_WORK TO BE COMPLETED:_ Each line in the entries below that holds the string "term" is to be listed.

_TASK INPUT:_
----------

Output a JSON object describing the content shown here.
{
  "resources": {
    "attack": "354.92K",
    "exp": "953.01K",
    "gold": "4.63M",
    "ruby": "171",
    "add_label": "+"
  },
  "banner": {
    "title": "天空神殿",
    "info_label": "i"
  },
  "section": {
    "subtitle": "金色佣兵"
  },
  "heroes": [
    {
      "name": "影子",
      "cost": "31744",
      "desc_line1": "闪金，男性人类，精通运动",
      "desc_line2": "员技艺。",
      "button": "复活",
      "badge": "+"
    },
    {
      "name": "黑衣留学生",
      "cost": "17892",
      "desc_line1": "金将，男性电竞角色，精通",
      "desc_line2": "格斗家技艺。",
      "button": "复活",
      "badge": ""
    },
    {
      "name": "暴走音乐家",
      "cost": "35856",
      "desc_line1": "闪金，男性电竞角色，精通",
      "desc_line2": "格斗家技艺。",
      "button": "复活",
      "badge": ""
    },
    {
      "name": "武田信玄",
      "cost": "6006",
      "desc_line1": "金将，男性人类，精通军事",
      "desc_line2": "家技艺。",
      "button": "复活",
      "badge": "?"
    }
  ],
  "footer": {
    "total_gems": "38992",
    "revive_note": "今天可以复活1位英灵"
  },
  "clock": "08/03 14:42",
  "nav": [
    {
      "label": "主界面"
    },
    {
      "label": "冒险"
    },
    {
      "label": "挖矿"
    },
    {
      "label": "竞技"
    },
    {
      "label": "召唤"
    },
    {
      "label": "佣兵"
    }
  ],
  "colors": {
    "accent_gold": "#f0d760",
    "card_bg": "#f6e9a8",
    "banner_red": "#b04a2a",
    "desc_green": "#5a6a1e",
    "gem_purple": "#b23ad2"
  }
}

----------

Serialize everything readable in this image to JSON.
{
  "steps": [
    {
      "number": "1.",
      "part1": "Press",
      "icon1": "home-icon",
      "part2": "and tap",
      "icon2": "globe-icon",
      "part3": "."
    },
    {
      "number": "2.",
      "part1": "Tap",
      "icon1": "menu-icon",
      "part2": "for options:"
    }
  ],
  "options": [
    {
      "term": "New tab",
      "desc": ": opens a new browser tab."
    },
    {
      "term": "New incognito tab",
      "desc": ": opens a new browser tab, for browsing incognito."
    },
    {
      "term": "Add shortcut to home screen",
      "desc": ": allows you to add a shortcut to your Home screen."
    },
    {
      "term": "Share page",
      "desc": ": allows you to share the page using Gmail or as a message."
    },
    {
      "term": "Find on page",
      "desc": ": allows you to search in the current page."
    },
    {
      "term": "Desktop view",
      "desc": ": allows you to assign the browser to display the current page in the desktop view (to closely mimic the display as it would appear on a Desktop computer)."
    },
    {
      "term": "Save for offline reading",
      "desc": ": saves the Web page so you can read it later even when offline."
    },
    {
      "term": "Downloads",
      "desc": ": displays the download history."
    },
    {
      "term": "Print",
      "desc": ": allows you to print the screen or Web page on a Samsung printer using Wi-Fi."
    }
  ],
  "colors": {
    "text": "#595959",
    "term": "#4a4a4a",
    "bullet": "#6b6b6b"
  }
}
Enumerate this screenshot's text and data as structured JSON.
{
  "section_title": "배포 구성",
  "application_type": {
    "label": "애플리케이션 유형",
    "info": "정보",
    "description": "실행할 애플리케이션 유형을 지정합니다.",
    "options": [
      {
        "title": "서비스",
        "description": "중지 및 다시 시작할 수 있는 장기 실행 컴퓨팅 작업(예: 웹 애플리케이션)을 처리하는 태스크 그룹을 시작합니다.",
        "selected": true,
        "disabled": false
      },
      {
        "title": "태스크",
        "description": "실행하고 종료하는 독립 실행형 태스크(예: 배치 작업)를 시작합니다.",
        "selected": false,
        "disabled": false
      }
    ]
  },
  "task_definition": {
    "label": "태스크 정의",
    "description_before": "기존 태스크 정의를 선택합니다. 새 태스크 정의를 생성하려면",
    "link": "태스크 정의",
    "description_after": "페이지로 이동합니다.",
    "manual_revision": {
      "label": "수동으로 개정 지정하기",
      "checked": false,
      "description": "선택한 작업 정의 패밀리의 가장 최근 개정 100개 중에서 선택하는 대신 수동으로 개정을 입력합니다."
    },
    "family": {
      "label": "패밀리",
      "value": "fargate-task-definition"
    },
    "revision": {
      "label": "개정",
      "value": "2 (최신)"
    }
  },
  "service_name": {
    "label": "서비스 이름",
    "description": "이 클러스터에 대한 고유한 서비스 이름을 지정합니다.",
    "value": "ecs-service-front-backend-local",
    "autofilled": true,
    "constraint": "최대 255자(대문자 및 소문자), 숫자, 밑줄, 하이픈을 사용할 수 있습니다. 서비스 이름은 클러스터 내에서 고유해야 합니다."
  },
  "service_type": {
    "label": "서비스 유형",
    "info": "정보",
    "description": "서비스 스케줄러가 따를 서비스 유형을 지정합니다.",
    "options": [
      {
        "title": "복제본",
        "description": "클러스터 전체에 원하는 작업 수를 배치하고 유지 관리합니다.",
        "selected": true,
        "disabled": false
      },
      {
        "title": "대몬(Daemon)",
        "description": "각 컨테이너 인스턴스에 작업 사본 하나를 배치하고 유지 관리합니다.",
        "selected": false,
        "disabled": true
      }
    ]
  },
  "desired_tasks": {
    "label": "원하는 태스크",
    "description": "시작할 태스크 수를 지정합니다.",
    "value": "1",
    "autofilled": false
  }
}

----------

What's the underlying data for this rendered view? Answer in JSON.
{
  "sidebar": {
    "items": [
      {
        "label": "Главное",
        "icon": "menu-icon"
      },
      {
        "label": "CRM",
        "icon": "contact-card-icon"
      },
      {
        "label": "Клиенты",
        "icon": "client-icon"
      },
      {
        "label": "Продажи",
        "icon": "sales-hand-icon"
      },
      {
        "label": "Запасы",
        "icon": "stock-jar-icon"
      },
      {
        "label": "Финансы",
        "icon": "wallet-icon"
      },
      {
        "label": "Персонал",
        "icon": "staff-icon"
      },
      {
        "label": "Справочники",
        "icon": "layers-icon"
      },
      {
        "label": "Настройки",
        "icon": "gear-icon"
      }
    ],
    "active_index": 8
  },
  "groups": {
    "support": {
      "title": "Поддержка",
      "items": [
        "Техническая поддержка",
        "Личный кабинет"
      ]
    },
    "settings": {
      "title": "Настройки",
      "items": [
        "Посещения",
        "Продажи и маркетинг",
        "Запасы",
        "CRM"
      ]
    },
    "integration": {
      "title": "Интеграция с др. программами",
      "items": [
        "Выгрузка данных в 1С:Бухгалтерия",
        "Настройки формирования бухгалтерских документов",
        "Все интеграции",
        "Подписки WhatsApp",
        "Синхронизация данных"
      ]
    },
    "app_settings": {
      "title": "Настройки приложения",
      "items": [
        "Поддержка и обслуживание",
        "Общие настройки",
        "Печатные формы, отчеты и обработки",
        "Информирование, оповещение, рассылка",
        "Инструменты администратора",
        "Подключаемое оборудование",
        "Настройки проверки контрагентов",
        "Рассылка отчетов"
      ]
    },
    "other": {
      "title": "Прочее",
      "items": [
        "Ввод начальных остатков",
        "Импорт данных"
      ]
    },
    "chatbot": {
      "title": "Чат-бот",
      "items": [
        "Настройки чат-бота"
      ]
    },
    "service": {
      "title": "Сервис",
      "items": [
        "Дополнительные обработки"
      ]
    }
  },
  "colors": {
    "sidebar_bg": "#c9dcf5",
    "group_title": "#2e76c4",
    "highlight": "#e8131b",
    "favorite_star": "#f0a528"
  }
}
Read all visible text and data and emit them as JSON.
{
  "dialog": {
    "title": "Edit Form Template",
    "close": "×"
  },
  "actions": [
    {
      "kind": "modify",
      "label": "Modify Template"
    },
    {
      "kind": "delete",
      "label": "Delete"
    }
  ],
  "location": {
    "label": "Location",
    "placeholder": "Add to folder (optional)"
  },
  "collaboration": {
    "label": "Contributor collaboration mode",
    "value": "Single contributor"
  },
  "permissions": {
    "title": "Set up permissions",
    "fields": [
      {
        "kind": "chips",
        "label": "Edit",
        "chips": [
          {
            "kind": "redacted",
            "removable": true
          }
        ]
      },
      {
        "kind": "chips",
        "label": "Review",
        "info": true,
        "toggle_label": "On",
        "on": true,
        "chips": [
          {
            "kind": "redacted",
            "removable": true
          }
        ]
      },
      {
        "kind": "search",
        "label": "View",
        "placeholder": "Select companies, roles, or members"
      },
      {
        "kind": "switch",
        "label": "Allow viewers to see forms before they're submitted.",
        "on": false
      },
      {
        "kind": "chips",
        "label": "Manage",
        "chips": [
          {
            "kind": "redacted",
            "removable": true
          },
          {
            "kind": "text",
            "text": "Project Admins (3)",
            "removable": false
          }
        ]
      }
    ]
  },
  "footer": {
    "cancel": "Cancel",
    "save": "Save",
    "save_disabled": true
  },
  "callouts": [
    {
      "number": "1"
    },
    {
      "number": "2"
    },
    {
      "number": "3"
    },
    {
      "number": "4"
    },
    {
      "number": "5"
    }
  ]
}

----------

_EXERCISE ANSWER:_
      "term": "New tab",
      "term": "New incognito tab",
      "term": "Add shortcut to home screen",
      "term": "Share page",
      "term": "Find on page",
      "term": "Desktop view",
      "term": "Save for offline reading",
      "term": "Downloads",
      "term": "Print",
    "term": "#4a4a4a",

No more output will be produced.